*** Opening RECORDS SUPPLIED ***
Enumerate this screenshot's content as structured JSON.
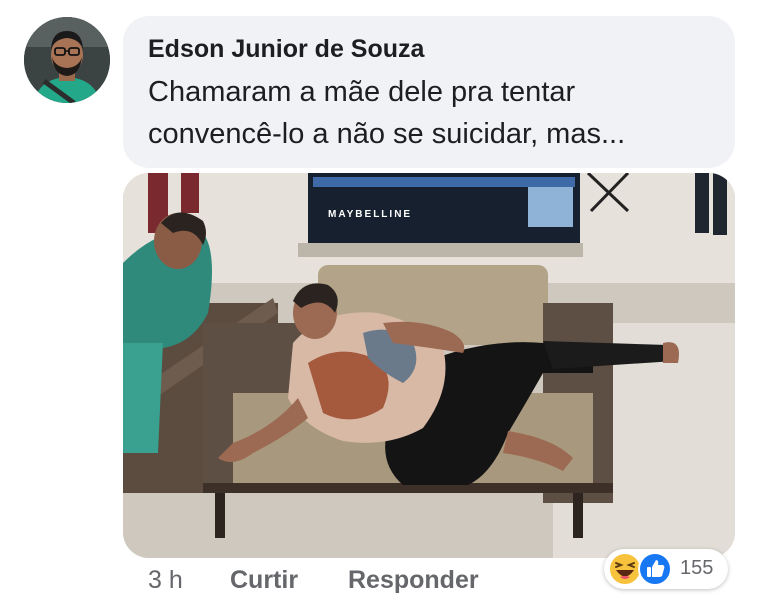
{
  "comment": {
    "author": "Edson Junior de Souza",
    "text_line1": "Chamaram a mãe dele pra tentar",
    "text_line2": "convencê-lo a não se suicidar, mas..."
  },
  "photo": {
    "sign_text": "MAYBELLINE"
  },
  "actions": {
    "time": "3 h",
    "like_label": "Curtir",
    "reply_label": "Responder"
  },
  "reactions": {
    "icons": [
      "haha-icon",
      "like-icon"
    ],
    "count": "155"
  },
  "colors": {
    "bubble_bg": "#f0f2f5",
    "text": "#1c1e21",
    "secondary": "#65676b",
    "like_blue": "#1877f2",
    "haha_yellow": "#f7c33d"
  }
}
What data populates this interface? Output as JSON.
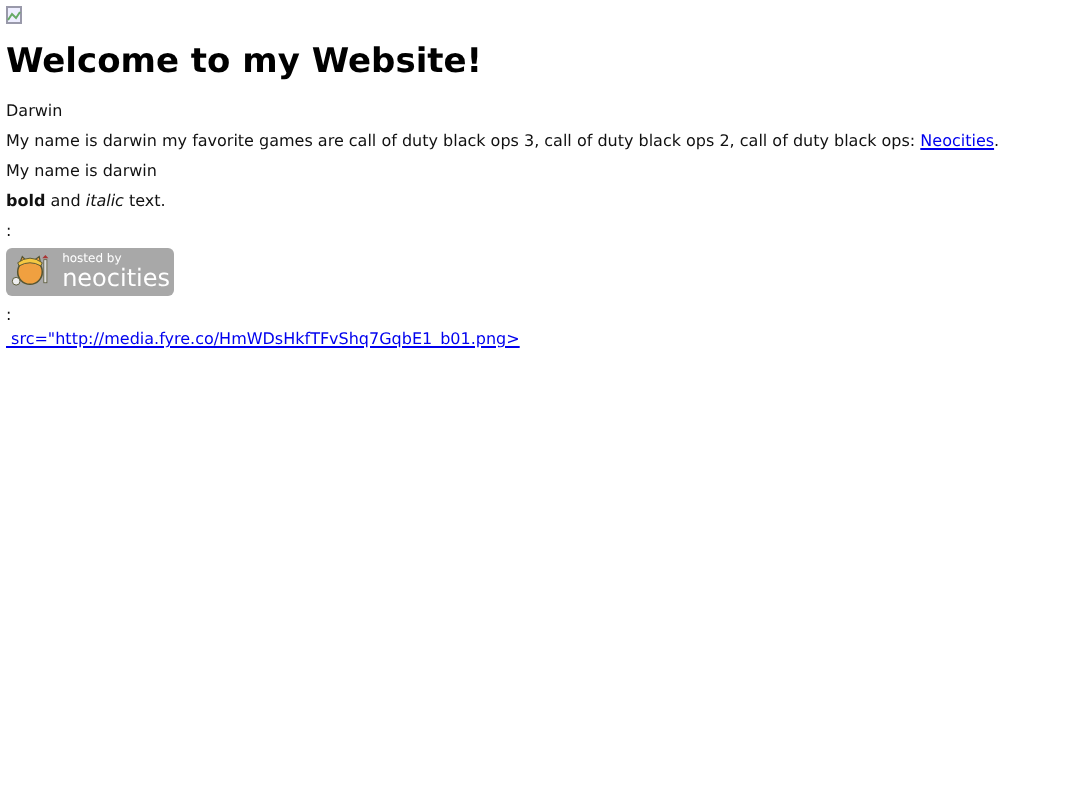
{
  "heading": "Welcome to my Website!",
  "paragraphs": [
    {
      "text": "Darwin"
    },
    {
      "text": "My name is darwin my favorite games are call of duty black ops 3, call of duty black ops 2, call of duty black ops: ",
      "link": "Neocities",
      "after": "."
    },
    {
      "text": "My name is darwin"
    },
    {
      "text": "**bold** and *italic* text."
    }
  ],
  "colon_1": ":",
  "badge": {
    "line_1": "hosted by",
    "line_2": "neocities"
  },
  "colon_2": ":",
  "bottom_link": " src=\"http://media.fyre.co/HmWDsHkfTFvShq7GqbE1_b01.png>"
}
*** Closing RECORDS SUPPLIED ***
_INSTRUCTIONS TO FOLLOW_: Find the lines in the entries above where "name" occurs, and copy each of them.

_RESPONSE TO THE EXERCISE_:
      "text": "My name is darwin my favorite games are call of duty black ops 3, call of duty black ops 2, call of duty black ops: ",
      "text": "My name is darwin"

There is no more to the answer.